TUCSON, Ariz. – Surgeons from the University of Arizona Department of Surgery Southern Arizona Limb Salvage Alliance (SALSA) performed a first-ever “micrografting skin expansion” procedure on a diabetic foot wound at University Medical Center last week. The procedure, designed to replace certain types of skin grafting, takes a much smaller amount of grafting than previously required.
The procedure involves taking a small skin specimen from the patient. Then, using a special device, the skin is finely minced and spread on the wound, covering the surface many times wider than the skin sample itself.
Micrografting skin is not a new technique, but the procedure performed by David G. Armstrong, DPM, PhD, UA professor of surgery and SALSA director, and his vascular surgery team was the first ever using a technique made possible with a new device developed by Elof Eriksson, MD, PhD, of Harvard University.
“People in the past have had to mince up skin in a very inelegant fashion that took a lot of time and led to invariably unpredictable results. This new ‘self-contained’ procedure should allow us to do these procedures in minor-procedure rooms and in outpatient clinics, as well as in the operating room. That is a significant step forward,” Dr. Armstrong explained.
“In many cases, we can take a postage stamp-sized piece of skin and expand it to 10 or more times its previous area,” he said. “We’re excited to see what the potential of this new procedure brings our highest-risk patients.

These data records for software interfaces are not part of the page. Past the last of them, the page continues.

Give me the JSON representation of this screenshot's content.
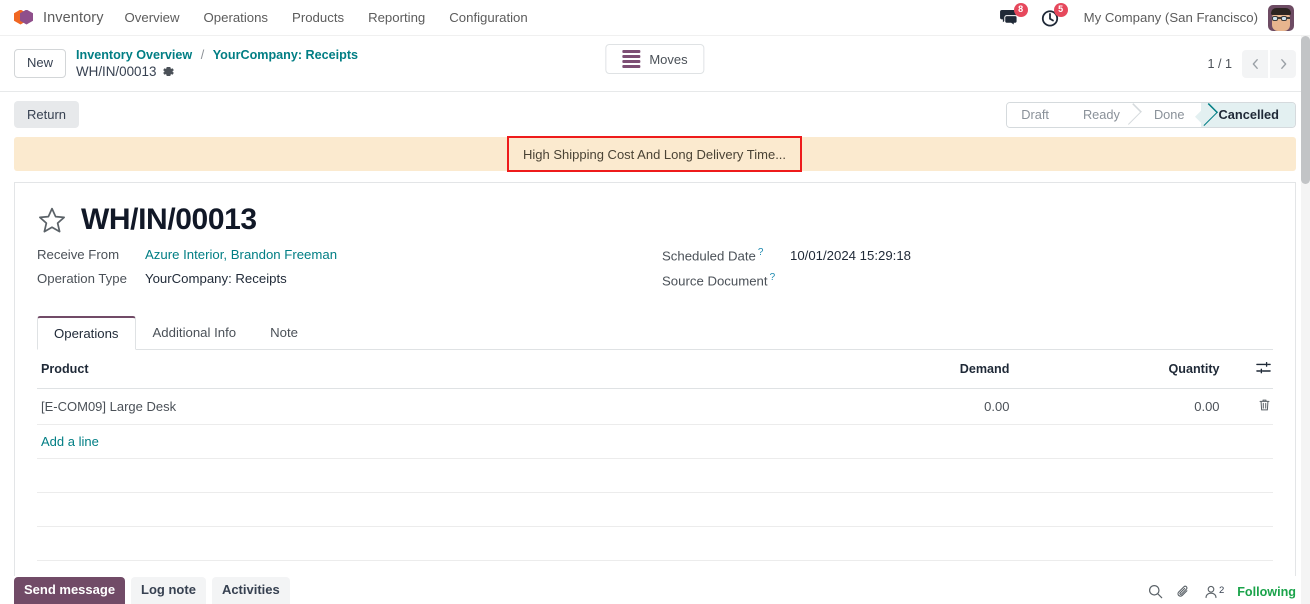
{
  "navbar": {
    "logo_icon": "odoo-cube-icon",
    "app_name": "Inventory",
    "menu": [
      {
        "label": "Overview"
      },
      {
        "label": "Operations"
      },
      {
        "label": "Products"
      },
      {
        "label": "Reporting"
      },
      {
        "label": "Configuration"
      }
    ],
    "messages_icon": "chat-bubble-icon",
    "messages_count": "8",
    "activities_icon": "clock-icon",
    "activities_count": "5",
    "company": "My Company (San Francisco)",
    "avatar_icon": "user-avatar"
  },
  "control_panel": {
    "new_label": "New",
    "breadcrumb": {
      "root": "Inventory Overview",
      "separator": "/",
      "parent": "YourCompany: Receipts",
      "current": "WH/IN/00013",
      "settings_icon": "gear-icon"
    },
    "smart_button": {
      "label": "Moves",
      "icon": "list-lines-icon"
    },
    "pager": {
      "value": "1 / 1",
      "prev_icon": "chevron-left-icon",
      "next_icon": "chevron-right-icon"
    }
  },
  "actions": {
    "return_label": "Return"
  },
  "statusbar": {
    "states": [
      {
        "label": "Draft",
        "active": false
      },
      {
        "label": "Ready",
        "active": false
      },
      {
        "label": "Done",
        "active": false
      },
      {
        "label": "Cancelled",
        "active": true
      }
    ],
    "active_color": "#017e84"
  },
  "alert": {
    "text": "High Shipping Cost And Long Delivery Time...",
    "background_color": "#fbeacf",
    "highlight_color": "#ee1b1b"
  },
  "record": {
    "favorite_icon": "star-outline-icon",
    "title": "WH/IN/00013",
    "fields_left": [
      {
        "label": "Receive From",
        "value": "Azure Interior, Brandon Freeman",
        "is_link": true,
        "help": false
      },
      {
        "label": "Operation Type",
        "value": "YourCompany: Receipts",
        "is_link": false,
        "help": false
      }
    ],
    "fields_right": [
      {
        "label": "Scheduled Date",
        "value": "10/01/2024 15:29:18",
        "is_link": false,
        "help": true
      },
      {
        "label": "Source Document",
        "value": "",
        "is_link": false,
        "help": true
      }
    ],
    "help_marker": "?"
  },
  "notebook": {
    "tabs": [
      {
        "label": "Operations",
        "active": true
      },
      {
        "label": "Additional Info",
        "active": false
      },
      {
        "label": "Note",
        "active": false
      }
    ]
  },
  "lines_table": {
    "columns": [
      "Product",
      "Demand",
      "Quantity"
    ],
    "optional_columns_icon": "column-settings-icon",
    "rows": [
      {
        "product": "[E-COM09] Large Desk",
        "demand": "0.00",
        "quantity": "0.00",
        "delete_icon": "trash-icon"
      }
    ],
    "add_line_label": "Add a line"
  },
  "chatter": {
    "send_message_label": "Send message",
    "log_note_label": "Log note",
    "activities_label": "Activities",
    "search_icon": "search-icon",
    "attachment_icon": "paperclip-icon",
    "followers_icon": "user-icon",
    "followers_count": "2",
    "following_label": "Following",
    "following_color": "#1aa34a"
  }
}
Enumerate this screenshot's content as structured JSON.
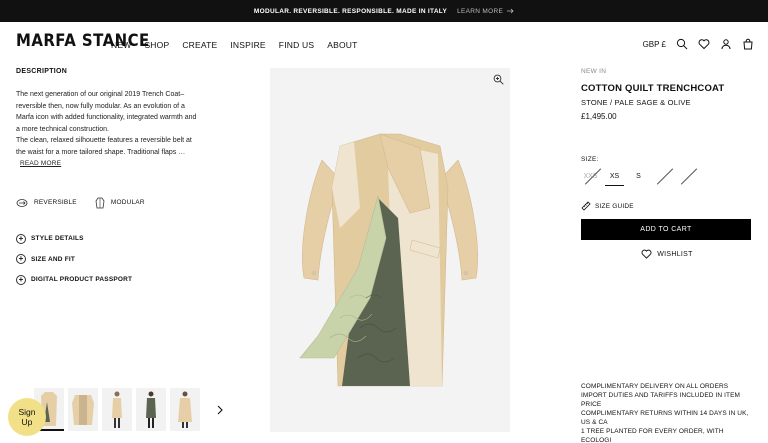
{
  "topbar": {
    "message": "MODULAR. REVERSIBLE. RESPONSIBLE. MADE IN ITALY",
    "link": "LEARN MORE"
  },
  "header": {
    "logo": "MARFA STANCE",
    "nav": [
      "NEW",
      "SHOP",
      "CREATE",
      "INSPIRE",
      "FIND US",
      "ABOUT"
    ],
    "currency": "GBP £"
  },
  "description": {
    "title": "DESCRIPTION",
    "line1": "The next generation of our original 2019 Trench Coat–reversible then, now fully modular. As an evolution of a Marfa icon with added functionality, integrated warmth and a more technical construction.",
    "line2": "The clean, relaxed silhouette features a reversible belt at the waist for a more tailored shape. Traditional flaps …",
    "read_more": "READ MORE"
  },
  "features": [
    {
      "label": "REVERSIBLE",
      "icon": "reversible-icon"
    },
    {
      "label": "MODULAR",
      "icon": "modular-icon"
    }
  ],
  "accordions": [
    "STYLE DETAILS",
    "SIZE AND FIT",
    "DIGITAL PRODUCT PASSPORT"
  ],
  "signup": {
    "line1": "Sign",
    "line2": "Up"
  },
  "product": {
    "badge": "NEW IN",
    "name": "COTTON QUILT TRENCHCOAT",
    "color": "STONE / PALE SAGE & OLIVE",
    "price": "£1,495.00"
  },
  "sizes": {
    "label": "SIZE:",
    "options": [
      {
        "label": "XXS",
        "available": false
      },
      {
        "label": "XS",
        "available": true,
        "selected": true
      },
      {
        "label": "S",
        "available": true
      },
      {
        "label": "M",
        "available": false
      },
      {
        "label": "L",
        "available": false
      }
    ]
  },
  "actions": {
    "size_guide": "SIZE GUIDE",
    "add_to_cart": "ADD TO CART",
    "wishlist": "WISHLIST"
  },
  "info": {
    "line1": "COMPLIMENTARY DELIVERY ON ALL ORDERS",
    "line2": "IMPORT DUTIES AND TARIFFS INCLUDED IN ITEM PRICE",
    "line3": "COMPLIMENTARY RETURNS WITHIN 14 DAYS IN UK, US & CA",
    "line4": "1 TREE PLANTED FOR EVERY ORDER, WITH ECOLOGI"
  },
  "colors": {
    "stone": "#e6cfa7",
    "pale_sage": "#c9d3aa",
    "olive": "#5b6450",
    "signup": "#f2e088"
  }
}
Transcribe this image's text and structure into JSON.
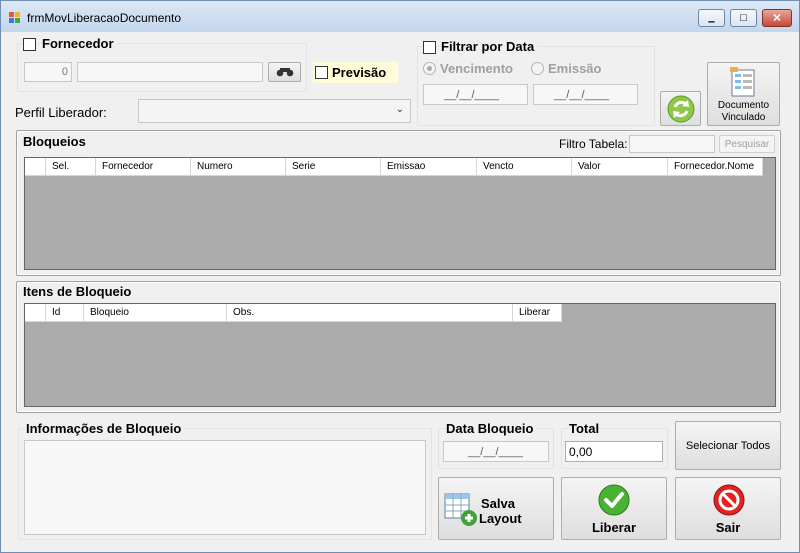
{
  "window": {
    "title": "frmMovLiberacaoDocumento",
    "controls": {
      "minimize": "▁",
      "maximize": "□",
      "close": "✕"
    }
  },
  "fornecedor": {
    "label": "Fornecedor",
    "code_value": "0",
    "name_value": "",
    "search_icon": "binoculars-icon"
  },
  "previsao": {
    "label": "Previsão"
  },
  "filtro_data": {
    "label": "Filtrar por Data",
    "options": [
      "Vencimento",
      "Emissão"
    ],
    "date_from": "__/__/____",
    "date_to": "__/__/____"
  },
  "perfil": {
    "label": "Perfil Liberador:",
    "selected": ""
  },
  "refresh_icon": "refresh-icon",
  "documento_vinculado": {
    "label_line1": "Documento",
    "label_line2": "Vinculado",
    "icon": "document-icon"
  },
  "bloqueios": {
    "title": "Bloqueios",
    "filter_label": "Filtro Tabela:",
    "filter_value": "",
    "search_button": "Pesquisar",
    "columns": [
      "Sel.",
      "Fornecedor",
      "Numero",
      "Serie",
      "Emissao",
      "Vencto",
      "Valor",
      "Fornecedor.Nome"
    ]
  },
  "itens": {
    "title": "Itens de Bloqueio",
    "columns": [
      "Id",
      "Bloqueio",
      "Obs.",
      "Liberar"
    ]
  },
  "info": {
    "title": "Informações de Bloqueio",
    "value": ""
  },
  "data_bloqueio": {
    "title": "Data Bloqueio",
    "value": "__/__/____"
  },
  "total": {
    "title": "Total",
    "value": "0,00"
  },
  "buttons": {
    "selecionar_todos": "Selecionar Todos",
    "salva_layout_line1": "Salva",
    "salva_layout_line2": "Layout",
    "liberar": "Liberar",
    "sair": "Sair"
  },
  "colors": {
    "accent": "#6d8fb4",
    "grid_bg": "#ababab",
    "ok_green": "#3c9d2c",
    "exit_red": "#d41e1e"
  }
}
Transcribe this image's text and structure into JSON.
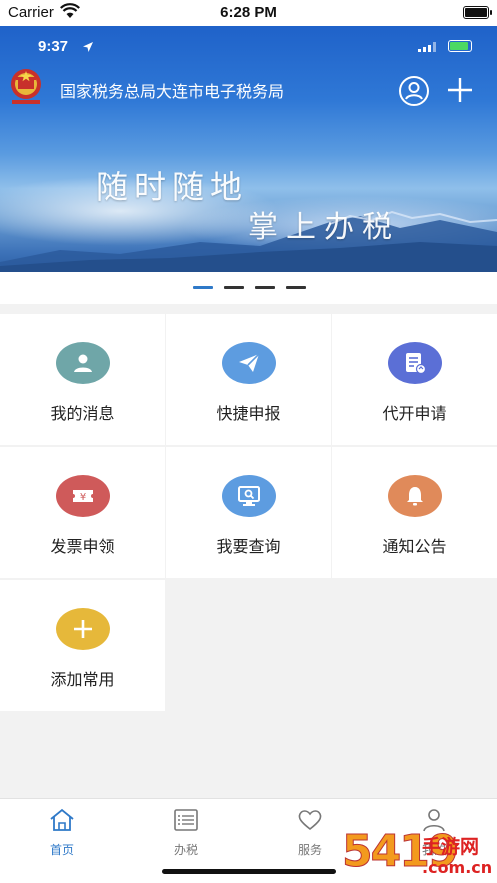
{
  "sim_status": {
    "carrier": "Carrier",
    "time": "6:28 PM"
  },
  "inner_status": {
    "time": "9:37"
  },
  "header": {
    "title": "国家税务总局大连市电子税务局",
    "slogan_line1": "随时随地",
    "slogan_line2": "掌上办税"
  },
  "pager": {
    "count": 4,
    "active_index": 0
  },
  "grid": {
    "items": [
      {
        "label": "我的消息",
        "icon": "user-message-icon",
        "color": "#6fa6a8"
      },
      {
        "label": "快捷申报",
        "icon": "paper-plane-icon",
        "color": "#5d9ce0"
      },
      {
        "label": "代开申请",
        "icon": "document-edit-icon",
        "color": "#5b6fd6"
      },
      {
        "label": "发票申领",
        "icon": "invoice-ticket-icon",
        "color": "#cf5a5a"
      },
      {
        "label": "我要查询",
        "icon": "monitor-search-icon",
        "color": "#5d9ce0"
      },
      {
        "label": "通知公告",
        "icon": "bell-icon",
        "color": "#e08a5a"
      },
      {
        "label": "添加常用",
        "icon": "plus-icon",
        "color": "#e6b83a"
      }
    ]
  },
  "tabbar": {
    "items": [
      {
        "label": "首页",
        "icon": "home-icon",
        "active": true
      },
      {
        "label": "办税",
        "icon": "list-icon",
        "active": false
      },
      {
        "label": "服务",
        "icon": "heart-icon",
        "active": false
      },
      {
        "label": "我的",
        "icon": "person-icon",
        "active": false
      }
    ]
  },
  "watermark": {
    "big": "5419",
    "cn": "手游网",
    "domain": ".com.cn"
  },
  "colors": {
    "accent": "#2f79c8",
    "banner": "#2f78d6"
  }
}
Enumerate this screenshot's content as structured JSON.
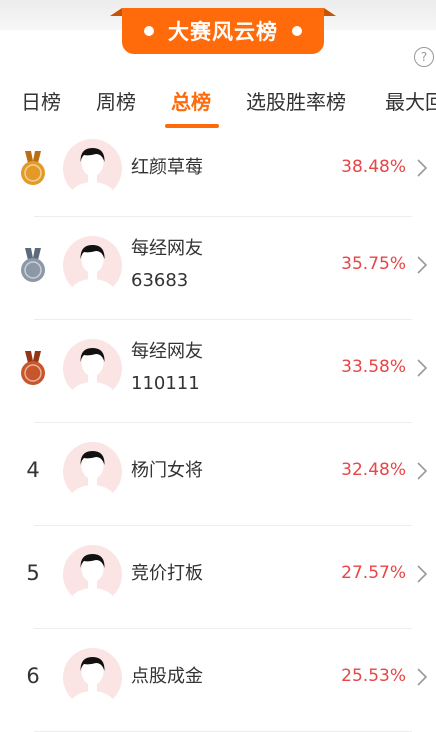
{
  "banner": {
    "title": "大赛风云榜"
  },
  "tabs": [
    {
      "label": "日榜"
    },
    {
      "label": "周榜"
    },
    {
      "label": "总榜"
    },
    {
      "label": "选股胜率榜"
    },
    {
      "label": "最大回"
    }
  ],
  "active_tab": "总榜",
  "help_icon": "question-circle-icon",
  "colors": {
    "accent": "#ff6b0a",
    "percent": "#e84545",
    "gold": "#e39a27",
    "silver": "#8c98a8",
    "bronze": "#c8552b"
  },
  "rankings": [
    {
      "rank": "1",
      "medal": "gold",
      "name_lines": [
        "红颜草莓"
      ],
      "percent": "38.48%"
    },
    {
      "rank": "2",
      "medal": "silver",
      "name_lines": [
        "每经网友",
        "63683"
      ],
      "percent": "35.75%"
    },
    {
      "rank": "3",
      "medal": "bronze",
      "name_lines": [
        "每经网友",
        "110111"
      ],
      "percent": "33.58%"
    },
    {
      "rank": "4",
      "medal": null,
      "name_lines": [
        "杨门女将"
      ],
      "percent": "32.48%"
    },
    {
      "rank": "5",
      "medal": null,
      "name_lines": [
        "竞价打板"
      ],
      "percent": "27.57%"
    },
    {
      "rank": "6",
      "medal": null,
      "name_lines": [
        "点股成金"
      ],
      "percent": "25.53%"
    }
  ]
}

“Advances in wound care offer hope for patients who have acute and chronic wounds. We think this procedure could potentially help our patients with diabetes at high risk for amputation and also help many of our soldiers on the front lines who suffer devastating injuries,” Dr. Armstrong said.